- PROBLEM REQUIREMENTS
Please return the records below exactly as they appear, leaving every picture out.

- PROVIDED RECORDS
▽

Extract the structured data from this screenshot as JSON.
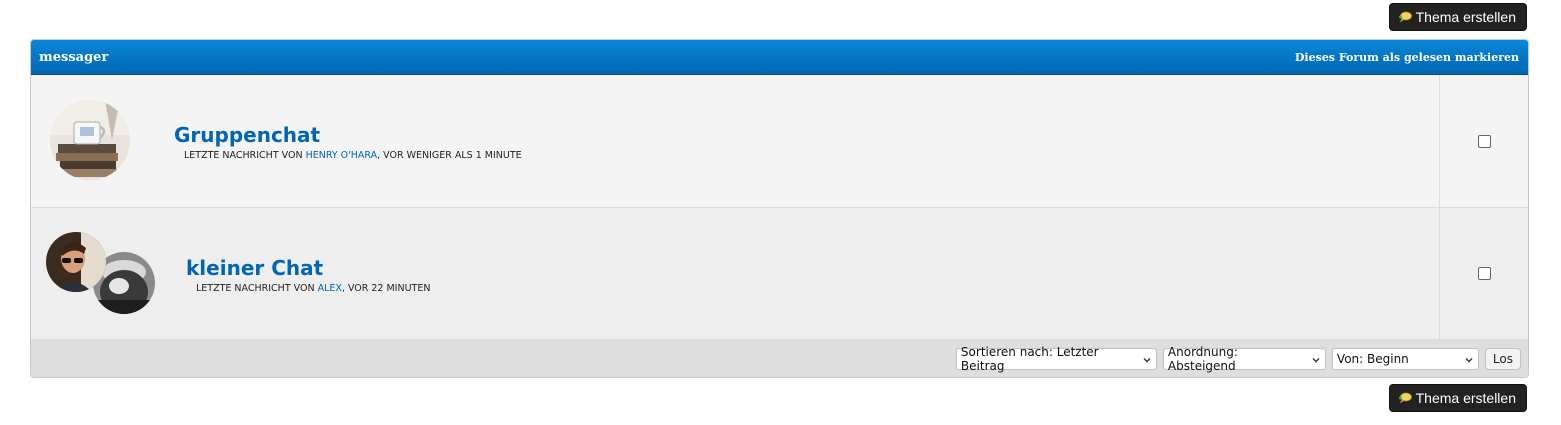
{
  "actions": {
    "new_topic_label": "Thema erstellen"
  },
  "forum": {
    "title": "messager",
    "mark_read": "Dieses Forum als gelesen markieren",
    "topics": [
      {
        "title": "Gruppenchat",
        "meta_prefix": "Letzte Nachricht von ",
        "user": "Henry O'Hara",
        "meta_suffix": ", vor weniger als 1 Minute"
      },
      {
        "title": "kleiner Chat",
        "meta_prefix": "Letzte Nachricht von ",
        "user": "Alex",
        "meta_suffix": ", vor 22 Minuten"
      }
    ]
  },
  "footer": {
    "sort_by": "Sortieren nach: Letzter Beitrag",
    "order": "Anordnung: Absteigend",
    "from": "Von: Beginn",
    "go": "Los"
  },
  "colors": {
    "header_blue": "#0a7fd0",
    "link_blue": "#0066b3",
    "button_dark": "#222222"
  },
  "icons": [
    "chat-bubble-icon",
    "checkbox-icon",
    "chevron-down-icon"
  ]
}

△

- ANSWER TO THE PROBLEM
Extract the structured data from this screenshot as JSON.
{
  "actions": {
    "new_topic_label": "Thema erstellen"
  },
  "forum": {
    "title": "messager",
    "mark_read": "Dieses Forum als gelesen markieren",
    "topics": [
      {
        "title": "Gruppenchat",
        "meta_prefix": "Letzte Nachricht von ",
        "user": "Henry O'Hara",
        "meta_suffix": ", vor weniger als 1 Minute"
      },
      {
        "title": "kleiner Chat",
        "meta_prefix": "Letzte Nachricht von ",
        "user": "Alex",
        "meta_suffix": ", vor 22 Minuten"
      }
    ]
  },
  "footer": {
    "sort_by": "Sortieren nach: Letzter Beitrag",
    "order": "Anordnung: Absteigend",
    "from": "Von: Beginn",
    "go": "Los"
  },
  "colors": {
    "header_blue": "#0a7fd0",
    "link_blue": "#0066b3",
    "button_dark": "#222222"
  },
  "icons": [
    "chat-bubble-icon",
    "checkbox-icon",
    "chevron-down-icon"
  ]
}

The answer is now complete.